This project took two years to complete but it was worth every minute!"

What a great story.  Thanks to Amy, her students and all educators who take on innovative projects and see them through.

Belknap County School to Farm


On September 24-25 fourth graders from Alton, Barnstead, Gilford, Gilmanton, Laconia and New Hampton visited the Ramblin' Vewe Farm in Gilford.  They met a sheep farmer who demonstrated sheep shearing, they watched wool get spun into yarn, tasted maple syrup and learned how bees make honey, met a dairy cow and some oxen, discovered how plants grow, why soil is important and that garlic is good for you.  Most of all they realized that food doesn't come from the grocery store; it is produced by hard working farmers, many of whom live right in their own county.

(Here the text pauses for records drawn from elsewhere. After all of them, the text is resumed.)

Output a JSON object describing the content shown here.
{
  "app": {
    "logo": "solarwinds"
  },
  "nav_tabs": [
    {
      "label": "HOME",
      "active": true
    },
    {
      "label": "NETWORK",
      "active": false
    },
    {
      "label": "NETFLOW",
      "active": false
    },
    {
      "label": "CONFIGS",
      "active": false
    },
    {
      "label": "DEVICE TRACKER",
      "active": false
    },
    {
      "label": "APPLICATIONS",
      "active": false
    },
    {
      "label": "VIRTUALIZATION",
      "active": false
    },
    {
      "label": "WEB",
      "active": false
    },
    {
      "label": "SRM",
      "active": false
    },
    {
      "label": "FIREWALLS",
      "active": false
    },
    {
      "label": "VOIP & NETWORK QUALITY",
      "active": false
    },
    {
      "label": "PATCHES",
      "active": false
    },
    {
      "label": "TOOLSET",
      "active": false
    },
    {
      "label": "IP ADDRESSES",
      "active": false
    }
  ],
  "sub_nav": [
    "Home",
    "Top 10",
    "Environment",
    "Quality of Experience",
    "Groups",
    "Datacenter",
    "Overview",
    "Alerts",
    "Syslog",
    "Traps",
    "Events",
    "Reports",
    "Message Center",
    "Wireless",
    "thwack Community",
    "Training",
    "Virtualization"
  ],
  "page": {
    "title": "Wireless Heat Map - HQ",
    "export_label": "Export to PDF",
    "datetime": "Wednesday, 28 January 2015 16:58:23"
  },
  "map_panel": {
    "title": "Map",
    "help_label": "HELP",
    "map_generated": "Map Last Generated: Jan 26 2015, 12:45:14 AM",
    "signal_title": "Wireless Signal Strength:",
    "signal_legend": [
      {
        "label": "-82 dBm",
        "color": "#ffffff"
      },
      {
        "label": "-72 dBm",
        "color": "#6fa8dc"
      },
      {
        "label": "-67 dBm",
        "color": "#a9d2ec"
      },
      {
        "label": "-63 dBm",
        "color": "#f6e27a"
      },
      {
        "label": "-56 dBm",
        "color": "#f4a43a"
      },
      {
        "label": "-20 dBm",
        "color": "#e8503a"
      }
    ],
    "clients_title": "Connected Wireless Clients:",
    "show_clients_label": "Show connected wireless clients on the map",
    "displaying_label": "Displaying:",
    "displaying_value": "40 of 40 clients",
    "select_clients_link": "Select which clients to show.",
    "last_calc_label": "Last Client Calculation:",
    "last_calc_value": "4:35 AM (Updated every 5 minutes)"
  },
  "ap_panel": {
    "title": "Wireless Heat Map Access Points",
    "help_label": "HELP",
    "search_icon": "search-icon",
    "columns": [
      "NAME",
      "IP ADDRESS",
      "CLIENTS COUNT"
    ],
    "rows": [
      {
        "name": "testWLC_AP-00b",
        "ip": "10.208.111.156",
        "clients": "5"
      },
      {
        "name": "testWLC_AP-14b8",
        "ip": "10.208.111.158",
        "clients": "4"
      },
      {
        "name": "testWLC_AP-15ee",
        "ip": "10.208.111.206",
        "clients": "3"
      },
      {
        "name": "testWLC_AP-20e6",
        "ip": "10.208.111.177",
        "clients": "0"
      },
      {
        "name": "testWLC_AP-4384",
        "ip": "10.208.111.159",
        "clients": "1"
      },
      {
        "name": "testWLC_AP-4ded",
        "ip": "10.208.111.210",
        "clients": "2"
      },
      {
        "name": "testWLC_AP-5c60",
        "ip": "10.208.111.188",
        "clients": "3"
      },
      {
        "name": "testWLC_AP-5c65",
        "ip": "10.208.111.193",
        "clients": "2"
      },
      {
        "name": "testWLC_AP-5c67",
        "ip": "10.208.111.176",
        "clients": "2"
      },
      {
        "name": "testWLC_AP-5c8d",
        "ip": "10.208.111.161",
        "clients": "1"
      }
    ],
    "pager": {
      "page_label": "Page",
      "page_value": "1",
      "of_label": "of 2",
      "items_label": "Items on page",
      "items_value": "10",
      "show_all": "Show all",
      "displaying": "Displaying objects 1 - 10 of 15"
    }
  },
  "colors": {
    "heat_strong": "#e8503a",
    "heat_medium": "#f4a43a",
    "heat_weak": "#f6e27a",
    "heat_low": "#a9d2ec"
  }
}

This was the fourth annual Belknap County School to Farm event.  This program has more than doubled 

since starting with three schools and 135 students in 2010 to seven schools and 373 students this year.  Its success and continuation is due in large part to the support of the Belknap County Farm Bureau.  This year we also received financial and in kind support from Moulton Farm in Meredith, Meredith Village Savings Bank, Farm Family Insurance, Cabot Creamery, Barbara & Bill Angevine, Matty Huckins, Allison and Jon Howe.  It would also not be possible without the volunteer presenters: Belknap County Cooperative Extension, Belknap County Conservation District, Huckins Farm, Lindon Garlic Farm, Ox-K Farm, Pemi-Baker Beekeepers, Prescott Farm Environmental Education Center, Ramblin' Vewe Farm and the Shepherd's Hut wool workers, and Suroweic Farm.  Thank you to all of those who participated and to the teachers who made the effort to bring their students and provide them with this rich experience. 


NH Agriculture in the Classroom | 295 Sheep Davis Rd | Concord, New Hampshire 03301 | 603-224-1934